A long-running local ghost story claims that in the 1800s or earlier the nuns living on Dudley Road were caught practicing witchcraft and were hanged for it, either by other nuns or by irate local people, and that they now haunt Dudley Road. It’s a story with a shiver in it. Why not pass it along? There are two reasons not to do so.
First, it is bad history. There were no religious institutions at all on Dudley Road until 1924, when the former Stearns farm on the Billerica side of the road became a seminary. From 1924 until 1964 it was an institution for men only, and then in 1964 the Daughters of St. Paul took it over to establish their convent. Contrary to all the ghost stories, there were no nuns living on Dudley Road before 1964.

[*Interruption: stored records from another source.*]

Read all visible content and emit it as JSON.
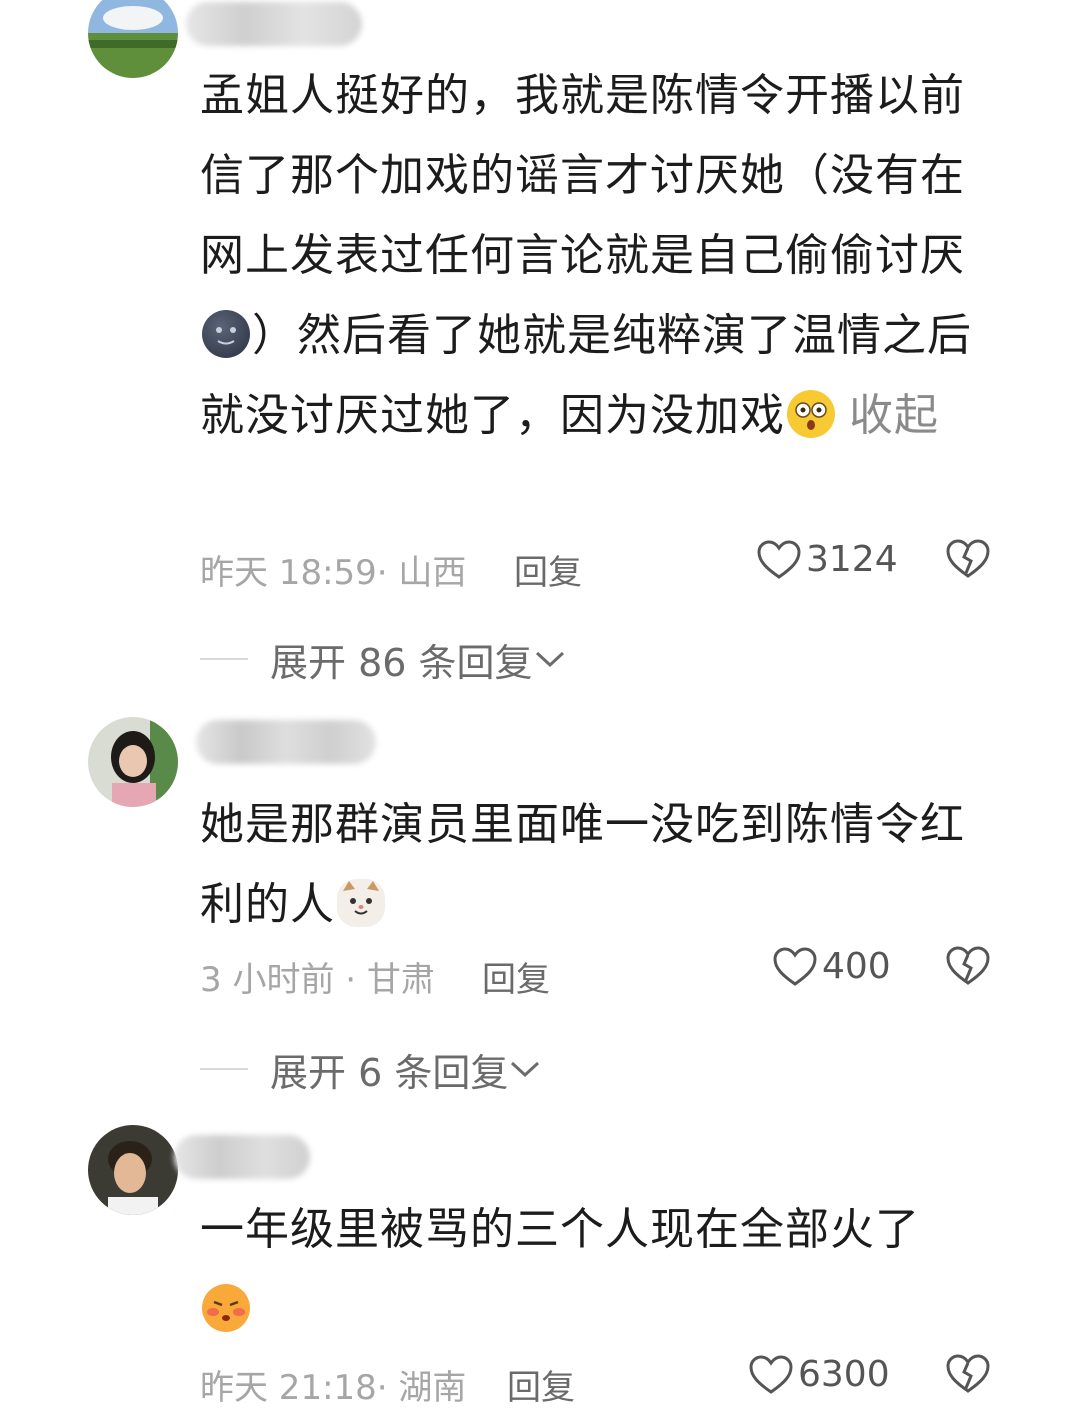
{
  "comments": [
    {
      "text_before_emoji1": "孟姐人挺好的，我就是陈情令开播以前信了那个加戏的谣言才讨厌她（没有在网上发表过任何言论就是自己偷偷讨厌",
      "text_after_emoji1": "）然后看了她就是纯粹演了温情之后就没讨厌过她了，因为没加戏",
      "collapse": "收起",
      "time_location": "昨天 18:59· 山西",
      "reply": "回复",
      "likes": "3124",
      "expand": "展开 86 条回复",
      "emoji1": "new-moon-face-icon",
      "emoji2": "shocked-face-icon"
    },
    {
      "text": "她是那群演员里面唯一没吃到陈情令红利的人",
      "emoji": "cat-face-icon",
      "time_location": "3 小时前 · 甘肃",
      "reply": "回复",
      "likes": "400",
      "expand": "展开 6 条回复"
    },
    {
      "text": "一年级里被骂的三个人现在全部火了",
      "emoji": "pouting-face-icon",
      "time_location": "昨天 21:18· 湖南",
      "reply": "回复",
      "likes": "6300"
    }
  ]
}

Second, consider the nature of the story. When ugly tales are told about other groups of people – for example, Muslims, Jews, refugees, homeless families, Mexican immigrants, and undocumented workers – such stories are called hate speech and people who repeat them are called haters. When hate speech is identified, parades are marched, candles are lit, web sites are launched, curricula are written, bumper stickers are distributed, and a high state of vigilance is established to keep it from happening again. Shouldn’t all groups, including nuns, be given as much respect? (One ghost-related web site even goes so far as to name the Daughters of St. Paul as the long-ago witches.)
It’s time to admit that the Dudley Road ghost stories about nuns are just plain slander and no different from anything else that is called hate speech.It’s time to drive a stake through the heart of those ugly old stories.